_PROBLEM DESCRIPTION_
Please write out every record below exactly as it stands.

_DATA RECORDS_
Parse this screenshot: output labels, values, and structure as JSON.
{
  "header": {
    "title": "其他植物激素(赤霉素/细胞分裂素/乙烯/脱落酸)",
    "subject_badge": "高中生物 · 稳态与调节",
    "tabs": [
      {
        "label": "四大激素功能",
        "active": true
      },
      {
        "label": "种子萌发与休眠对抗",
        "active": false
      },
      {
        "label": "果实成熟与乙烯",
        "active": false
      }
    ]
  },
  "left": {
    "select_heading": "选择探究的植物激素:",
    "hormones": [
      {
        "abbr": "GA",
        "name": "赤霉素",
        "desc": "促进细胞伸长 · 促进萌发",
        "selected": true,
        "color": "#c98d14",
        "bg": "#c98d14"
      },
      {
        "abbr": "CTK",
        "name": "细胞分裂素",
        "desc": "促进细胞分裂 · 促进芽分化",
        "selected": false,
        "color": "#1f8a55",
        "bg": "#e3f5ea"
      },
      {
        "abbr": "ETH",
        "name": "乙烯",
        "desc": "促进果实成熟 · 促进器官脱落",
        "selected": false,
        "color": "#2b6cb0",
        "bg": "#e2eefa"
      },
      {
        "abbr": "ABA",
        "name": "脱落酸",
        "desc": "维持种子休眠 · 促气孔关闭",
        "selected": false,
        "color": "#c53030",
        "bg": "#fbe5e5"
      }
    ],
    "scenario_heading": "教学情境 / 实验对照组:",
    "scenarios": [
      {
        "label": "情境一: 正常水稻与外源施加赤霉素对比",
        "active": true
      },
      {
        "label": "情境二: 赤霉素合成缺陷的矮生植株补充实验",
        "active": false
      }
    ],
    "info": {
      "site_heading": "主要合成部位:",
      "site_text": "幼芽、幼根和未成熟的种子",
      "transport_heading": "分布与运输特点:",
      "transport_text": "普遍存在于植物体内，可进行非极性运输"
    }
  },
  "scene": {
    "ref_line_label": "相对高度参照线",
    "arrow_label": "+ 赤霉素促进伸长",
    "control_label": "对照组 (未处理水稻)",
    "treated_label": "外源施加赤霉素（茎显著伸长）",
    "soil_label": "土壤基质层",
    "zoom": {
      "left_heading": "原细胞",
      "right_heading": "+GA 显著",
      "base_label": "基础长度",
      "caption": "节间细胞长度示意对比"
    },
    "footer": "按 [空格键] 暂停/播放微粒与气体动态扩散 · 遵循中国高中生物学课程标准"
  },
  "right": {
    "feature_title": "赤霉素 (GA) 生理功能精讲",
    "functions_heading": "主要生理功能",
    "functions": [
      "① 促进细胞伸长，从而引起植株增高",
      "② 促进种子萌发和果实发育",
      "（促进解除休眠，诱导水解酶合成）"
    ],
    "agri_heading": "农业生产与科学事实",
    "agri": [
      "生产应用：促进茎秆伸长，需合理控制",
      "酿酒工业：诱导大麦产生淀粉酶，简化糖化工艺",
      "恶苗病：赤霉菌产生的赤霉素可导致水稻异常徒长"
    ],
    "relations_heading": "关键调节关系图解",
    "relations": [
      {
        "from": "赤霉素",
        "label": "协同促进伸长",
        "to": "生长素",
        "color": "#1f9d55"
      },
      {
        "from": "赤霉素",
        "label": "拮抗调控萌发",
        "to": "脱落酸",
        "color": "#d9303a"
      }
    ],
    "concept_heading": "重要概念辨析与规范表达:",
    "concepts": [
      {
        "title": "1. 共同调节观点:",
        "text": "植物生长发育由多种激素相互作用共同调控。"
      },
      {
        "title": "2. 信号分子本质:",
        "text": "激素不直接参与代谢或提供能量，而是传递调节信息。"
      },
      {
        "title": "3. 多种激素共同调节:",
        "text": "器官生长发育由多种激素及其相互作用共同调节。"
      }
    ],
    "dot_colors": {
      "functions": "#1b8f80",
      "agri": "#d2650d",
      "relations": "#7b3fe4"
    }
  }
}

_OUTPUT BELOW_
Parse this screenshot: output labels, values, and structure as JSON.
{
  "header": {
    "title": "其他植物激素(赤霉素/细胞分裂素/乙烯/脱落酸)",
    "subject_badge": "高中生物 · 稳态与调节",
    "tabs": [
      {
        "label": "四大激素功能",
        "active": true
      },
      {
        "label": "种子萌发与休眠对抗",
        "active": false
      },
      {
        "label": "果实成熟与乙烯",
        "active": false
      }
    ]
  },
  "left": {
    "select_heading": "选择探究的植物激素:",
    "hormones": [
      {
        "abbr": "GA",
        "name": "赤霉素",
        "desc": "促进细胞伸长 · 促进萌发",
        "selected": true,
        "color": "#c98d14",
        "bg": "#c98d14"
      },
      {
        "abbr": "CTK",
        "name": "细胞分裂素",
        "desc": "促进细胞分裂 · 促进芽分化",
        "selected": false,
        "color": "#1f8a55",
        "bg": "#e3f5ea"
      },
      {
        "abbr": "ETH",
        "name": "乙烯",
        "desc": "促进果实成熟 · 促进器官脱落",
        "selected": false,
        "color": "#2b6cb0",
        "bg": "#e2eefa"
      },
      {
        "abbr": "ABA",
        "name": "脱落酸",
        "desc": "维持种子休眠 · 促气孔关闭",
        "selected": false,
        "color": "#c53030",
        "bg": "#fbe5e5"
      }
    ],
    "scenario_heading": "教学情境 / 实验对照组:",
    "scenarios": [
      {
        "label": "情境一: 正常水稻与外源施加赤霉素对比",
        "active": true
      },
      {
        "label": "情境二: 赤霉素合成缺陷的矮生植株补充实验",
        "active": false
      }
    ],
    "info": {
      "site_heading": "主要合成部位:",
      "site_text": "幼芽、幼根和未成熟的种子",
      "transport_heading": "分布与运输特点:",
      "transport_text": "普遍存在于植物体内，可进行非极性运输"
    }
  },
  "scene": {
    "ref_line_label": "相对高度参照线",
    "arrow_label": "+ 赤霉素促进伸长",
    "control_label": "对照组 (未处理水稻)",
    "treated_label": "外源施加赤霉素（茎显著伸长）",
    "soil_label": "土壤基质层",
    "zoom": {
      "left_heading": "原细胞",
      "right_heading": "+GA 显著",
      "base_label": "基础长度",
      "caption": "节间细胞长度示意对比"
    },
    "footer": "按 [空格键] 暂停/播放微粒与气体动态扩散 · 遵循中国高中生物学课程标准"
  },
  "right": {
    "feature_title": "赤霉素 (GA) 生理功能精讲",
    "functions_heading": "主要生理功能",
    "functions": [
      "① 促进细胞伸长，从而引起植株增高",
      "② 促进种子萌发和果实发育",
      "（促进解除休眠，诱导水解酶合成）"
    ],
    "agri_heading": "农业生产与科学事实",
    "agri": [
      "生产应用：促进茎秆伸长，需合理控制",
      "酿酒工业：诱导大麦产生淀粉酶，简化糖化工艺",
      "恶苗病：赤霉菌产生的赤霉素可导致水稻异常徒长"
    ],
    "relations_heading": "关键调节关系图解",
    "relations": [
      {
        "from": "赤霉素",
        "label": "协同促进伸长",
        "to": "生长素",
        "color": "#1f9d55"
      },
      {
        "from": "赤霉素",
        "label": "拮抗调控萌发",
        "to": "脱落酸",
        "color": "#d9303a"
      }
    ],
    "concept_heading": "重要概念辨析与规范表达:",
    "concepts": [
      {
        "title": "1. 共同调节观点:",
        "text": "植物生长发育由多种激素相互作用共同调控。"
      },
      {
        "title": "2. 信号分子本质:",
        "text": "激素不直接参与代谢或提供能量，而是传递调节信息。"
      },
      {
        "title": "3. 多种激素共同调节:",
        "text": "器官生长发育由多种激素及其相互作用共同调节。"
      }
    ],
    "dot_colors": {
      "functions": "#1b8f80",
      "agri": "#d2650d",
      "relations": "#7b3fe4"
    }
  }
}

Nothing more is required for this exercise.